Gear Reviews: Adidas Terrex Fast R Mid GTX – UPDATE!

I originally posted about this shoe back in May without reviewing it thoroughly. The Adidas Terrex Fast R Mid GTX has been my main hiker, adventure approach shoe, and by default, because it is my only GoreTex shoe, my winter/snow boot. I have worn it for a lot of short days, as an approach shoe in Colorado, where approaches to climbs generally take less than 30 minutes. I use it when running around in the snowy streets of Boulder and when going to ski in the mountains. But I hadn’t really used it for it’s main purpose, hiking, until recently.

Side note: I generally don’t like hiking just to hike. I want to be going somewhere. I want to hike to climb, hike to ski, hike to swim in some freezing cold alpine lake. Going hiking for…exercise? I can think of plenty of exercises I would rather do.

One thing that I appreciate about my family is that they’re all active. When we get together for a holiday we never just sit in someone’s house and watch TV. We go hiking or on bike rides. For New Years this year my family went to Reno to my oldest sister’s new place. There is quite a bit of hiking around Reno & Lake Tahoe. There was too little snow for good skiing, and even for snowshoeing. We hiked, everyday, a lot, in many different conditions.

In the week spanning the New Year I put a lot of miles on my Fast R’s. And I’ve never appreciated them more. When I first got them they were too narrow for my oddly shaped wide feet, but now they fit me like a glove, a testament to breaking in your boots. The traction grips on every type of terrain; the Continental Rubber sticky but strong, shows no signs of wear. Walking on uneven ground, aka every trail, your steps feel controlled. I didn’t know about the separated heel that helps to stabilize you on descents until I was looking up reviews of the women’s version for my sister. I didn’t know about it, but it works!

The lacing system took some getting used to, but now that I have it figured out I love it. When I’m just slipping the boot on to go around town in the snow I leave it loose and it’s super comfortable. When I’m ready to get into the thicket I can quickly dial in the perfect fit. You pull the loop, cinch down the plastic tab, and tuck the string into an elastic catch. No boots coming untied, ever.

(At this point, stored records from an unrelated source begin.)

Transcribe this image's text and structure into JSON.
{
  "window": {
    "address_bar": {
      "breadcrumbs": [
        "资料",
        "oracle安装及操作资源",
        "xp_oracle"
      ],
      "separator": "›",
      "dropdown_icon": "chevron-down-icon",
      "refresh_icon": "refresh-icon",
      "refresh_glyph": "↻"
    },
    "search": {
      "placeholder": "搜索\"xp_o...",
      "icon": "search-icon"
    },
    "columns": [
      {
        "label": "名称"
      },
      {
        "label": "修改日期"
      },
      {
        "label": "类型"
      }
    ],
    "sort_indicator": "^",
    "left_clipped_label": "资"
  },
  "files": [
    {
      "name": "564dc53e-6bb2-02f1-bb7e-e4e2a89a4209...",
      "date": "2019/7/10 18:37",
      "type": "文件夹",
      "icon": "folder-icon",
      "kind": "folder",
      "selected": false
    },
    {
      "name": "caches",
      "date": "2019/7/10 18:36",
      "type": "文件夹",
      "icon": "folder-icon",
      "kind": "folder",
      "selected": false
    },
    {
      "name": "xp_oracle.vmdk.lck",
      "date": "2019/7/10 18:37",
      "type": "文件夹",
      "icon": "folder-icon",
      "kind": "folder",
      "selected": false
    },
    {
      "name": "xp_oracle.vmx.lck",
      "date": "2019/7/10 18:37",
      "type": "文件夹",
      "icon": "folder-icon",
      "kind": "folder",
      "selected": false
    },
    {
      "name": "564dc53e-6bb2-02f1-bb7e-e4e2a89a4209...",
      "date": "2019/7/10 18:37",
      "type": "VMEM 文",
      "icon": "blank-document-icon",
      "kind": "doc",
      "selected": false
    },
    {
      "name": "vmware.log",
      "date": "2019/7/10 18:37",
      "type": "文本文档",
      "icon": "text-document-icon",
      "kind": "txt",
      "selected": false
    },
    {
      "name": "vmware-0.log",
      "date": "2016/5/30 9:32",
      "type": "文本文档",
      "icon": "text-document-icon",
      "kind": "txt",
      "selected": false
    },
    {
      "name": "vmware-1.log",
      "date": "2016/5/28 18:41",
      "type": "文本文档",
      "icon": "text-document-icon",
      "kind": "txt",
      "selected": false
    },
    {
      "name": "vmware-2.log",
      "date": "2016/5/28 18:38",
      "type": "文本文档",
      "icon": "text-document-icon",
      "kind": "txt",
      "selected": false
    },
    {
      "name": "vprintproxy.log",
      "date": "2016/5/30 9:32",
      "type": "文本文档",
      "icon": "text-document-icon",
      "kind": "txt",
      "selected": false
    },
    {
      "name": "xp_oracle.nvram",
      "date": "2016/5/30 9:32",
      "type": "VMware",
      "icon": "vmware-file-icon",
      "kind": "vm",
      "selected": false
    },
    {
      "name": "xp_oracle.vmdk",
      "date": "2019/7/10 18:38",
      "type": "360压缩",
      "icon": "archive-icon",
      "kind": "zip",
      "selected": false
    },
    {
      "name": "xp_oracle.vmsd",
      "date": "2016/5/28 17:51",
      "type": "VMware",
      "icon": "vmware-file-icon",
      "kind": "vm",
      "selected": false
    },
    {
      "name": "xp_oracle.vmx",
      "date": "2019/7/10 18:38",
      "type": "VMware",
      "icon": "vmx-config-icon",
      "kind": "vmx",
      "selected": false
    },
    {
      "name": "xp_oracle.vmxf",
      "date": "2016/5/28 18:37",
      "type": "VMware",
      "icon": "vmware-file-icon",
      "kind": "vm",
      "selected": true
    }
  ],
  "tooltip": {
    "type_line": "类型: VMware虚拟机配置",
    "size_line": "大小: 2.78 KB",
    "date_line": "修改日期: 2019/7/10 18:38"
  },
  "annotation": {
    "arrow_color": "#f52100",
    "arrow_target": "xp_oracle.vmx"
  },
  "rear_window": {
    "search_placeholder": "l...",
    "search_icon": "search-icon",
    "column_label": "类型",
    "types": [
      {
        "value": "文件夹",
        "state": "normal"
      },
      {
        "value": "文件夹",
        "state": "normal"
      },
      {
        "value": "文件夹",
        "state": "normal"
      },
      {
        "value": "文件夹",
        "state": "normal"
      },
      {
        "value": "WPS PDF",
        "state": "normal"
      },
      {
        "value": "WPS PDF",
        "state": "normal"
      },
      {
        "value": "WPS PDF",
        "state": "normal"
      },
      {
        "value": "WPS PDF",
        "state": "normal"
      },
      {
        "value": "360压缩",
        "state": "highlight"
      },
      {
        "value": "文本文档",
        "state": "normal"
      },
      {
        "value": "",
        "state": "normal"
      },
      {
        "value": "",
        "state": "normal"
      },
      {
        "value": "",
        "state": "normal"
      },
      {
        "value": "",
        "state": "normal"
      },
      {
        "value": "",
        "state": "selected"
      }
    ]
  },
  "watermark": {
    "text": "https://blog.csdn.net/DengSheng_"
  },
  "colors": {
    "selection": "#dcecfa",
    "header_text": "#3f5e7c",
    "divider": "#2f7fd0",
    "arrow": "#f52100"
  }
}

Whether I’m playing in snow, hiking through the mud, jumping across a creek, I’m never worried about my feet getting wet, and because of the build, the boot breathes incredibly well. Oh, and this boot is LIGHTWEIGHT! I even did some trail running and the mid-high boot didn’t bother me at all.

I’ve been very impressed and even helped get a pair for my sister.

Adidas Terrex Solo Approach Shoe

Adidas has been breaking into the outdoor adventure world with their Terrex brand, bringing on world class athletes like Jon Cardwell and Sasha DiGiulian to represent the brand. I have a pair of their
GoreTex hiking boot, which are great (and sticky). The Solo comes with the Traxion rubber, feels like a runner with a bit of a stiffer sole. You can trust Adidas to make a good, quality shoe. These are no exception. 

Lighting a Cave & Problem Solving

A few weeks ago Jon Cardwell asked me to come out and shoot with him and Chelsea Rude for a project.

Chelsea Rude climbing Rubble (5.13b)
We went back to Sex Cave in Clear Creek Canyon to get some shots of them sport climbing. It was an ideal location because of the easy access from the road and the ability to shoot from the ground. I hadbroken my back a few weeks before and could not hang from a rope. 
With the help of my girlfriend I set up my lights how I wanted them and prepared to shoot, but I realized I was missing something. I had forgotten to pack the connector wires for the radio slaves. My studio strobes could not be fired remotely, well directly from the slaves. So I quickly figured out a solution. 
I would have just used my Canon Flashes, but they are not powerful enough to get the results I wanted. I connected my Pixel King radio slave to my flash and used the built in optical slave on my White-Lightning strobe to fire into an umbrella that broadly lit the underside of the cave. The spill light from the umbrella hit the optical sensor on my Yongnua YN-560 flash, firing it into the back of my other White-Lightning strobe, giving me the rim light I wanted. It was super complicated and tricky to enact, but the diagram below might help you visual types. 
The diagram is, of course, inexact, but it give you the idea. Using optical slaves to pop your lights remotely is a great, fast and easy approach to lighting. A lot of times in my studio I will just use a speedlite set to 1/128th power to pop all the lights in my set up. But in a less controlled environment using wireless slaves gives you much more control. 

Jon Cardwell on Rubble

After the climbing we used the great afternoon light over the Flatirons to shoot a few portraits using just one Speedlite in an umbrella and the sun as rim light. 

I don’t recommend leaving behind pieces of equipment you need. I definitely need to be better at double checking my gear. 
Till next time,